Seda Sonentz-Papazian was born Seda Khatanassian on July 1, 1925 in Khartoum, Sudan to Dr. Yervant Khatanassian and Vergine Alianak. While still a child, the Khatanassian family, which now included Seda’s two younger sisters, Shushi and Dzovig, moved to Cairo, Egypt, where Seda spent the rest of her childhood and formative years. Seda then graduated from the American University in Cairo and began working as a librarian at the American and later British embassies in Cairo. She married Tatul Sonentz-Papazian and emigrated to the United States in the late 1950s, settling in the Greater Boston area, first to Cambridge where her first son Armen Joseph Sonentz-Papazian was born, then to Watertown, Massachusetts, where she took her in. second son Vicken Sonentz-Papazian.
In the late 1960s, Seda began working as a library cataloger at Harvard University’s Widener Library, first as a part-time employee, then soon after transitioned to a job at full-time. More than half a century later, and throughout the COVID-19 pandemic, Seda continued to work remotely cataloging books at Harvard University, until just weeks before his death on 3 February 2022.
Seda was the fiercely proud daughter of an Armenian freedom fighter who fought alongside General Andranik during the Armenian Genocide, and she would fondly reminisce with family and friends about her childhood memories of meeting legendary Armenian patriots. like General Dro Kanayan, Dr. Hamo Ohanjanian, Ruben Der Minassian and Levon Shant, among many other luminaries. Until the day of his death, Armenia, Artsakh and the pursuit of the Armenian cause remained in his thoughts and prayers.
Seda was predeceased by her father Yervant, her mother Vergine and her sisters Shushi Minasian and her husband Vasken Minasian and Dzovig Kalbian and her husband Ohan Kalbian.
Seda is survived by her husband Tatul; sons Armen and Vicken, his wife Angela Achikgiozian and their two children Ani Mamikonian Zarpas and her husband Eleftherios Larry Zarpas; and Sona Mamikonian, as well as her two cherished great-grandchildren Ella Simone Zarpas and Aleksander Simon Papazian.

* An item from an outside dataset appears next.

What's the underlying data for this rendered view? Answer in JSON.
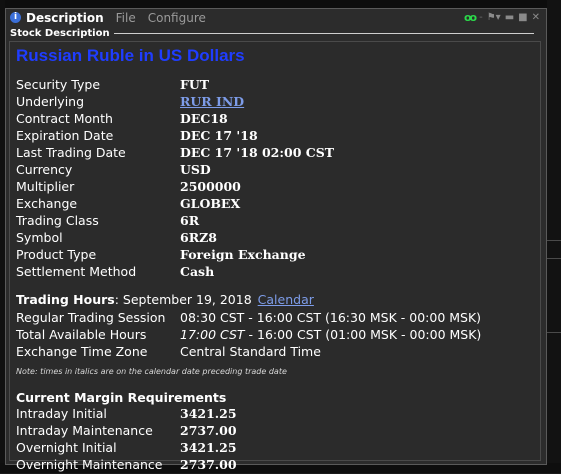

Seda is also survived by her niece, Dr. Lori Minasian Throckmorton and her husband, Dr. Douglas Throckmorton and their two children Peter Throckmorton and Claire Throckmorton; his nephew Raffi Minasian and his wife Carolyn Burger Minasian, and their two children Isabelle Minasian and Aria Minasian; as well as his nephew Ari Minassian and his partner Jerry MacDonald.
Endowed with a kind and generous heart, as well as a strong desire to champion the cause of the most needy and vulnerable among us, Seda’s caring and compassionate nature touched her family and friends and all those who are lucky enough to be in his life, and will no doubt survive his passing.
The Armenian Relief Society (ARS), an internationally renowned charity founded in 1910, held a very special place in Seda’s heart since her mother Vergine worked for the organization from the early 1920s, helping Armenian Genocide survivors. To honor Seda’s last wishes to continue the tradition of helping the homeless, orphans and those most in need in Armenia and Artsakh, and in lieu of flowers, memorial gifts may be made to ARS (80 Bigelow Avenue, #300, Watertown, Massachusetts 02472) or at Saint Stephen’s Armenian Apostolic Church (38 Elton Avenue, Watertown, Massachusetts 02472).
The memorial service for Seda Sonentz-Papazian will be announced at a later date.
The ARS Central Executive Council and its office staff express their deepest condolences to unger Tatul Sonentz-Papazian and his family on the passing of his wife, Seda.
The Central Committee of the Eastern United States of the Armenian Revolutionary Federation, the Boston Sardarabad Gomidehoutiun and the newspapers Armenian Weekly and Hairenik Weekly extend their deepest condolences to our devoted unger Tatul Sonentz-Papazian, to the entire Sonentz-Papazian family , their friends and loved ones.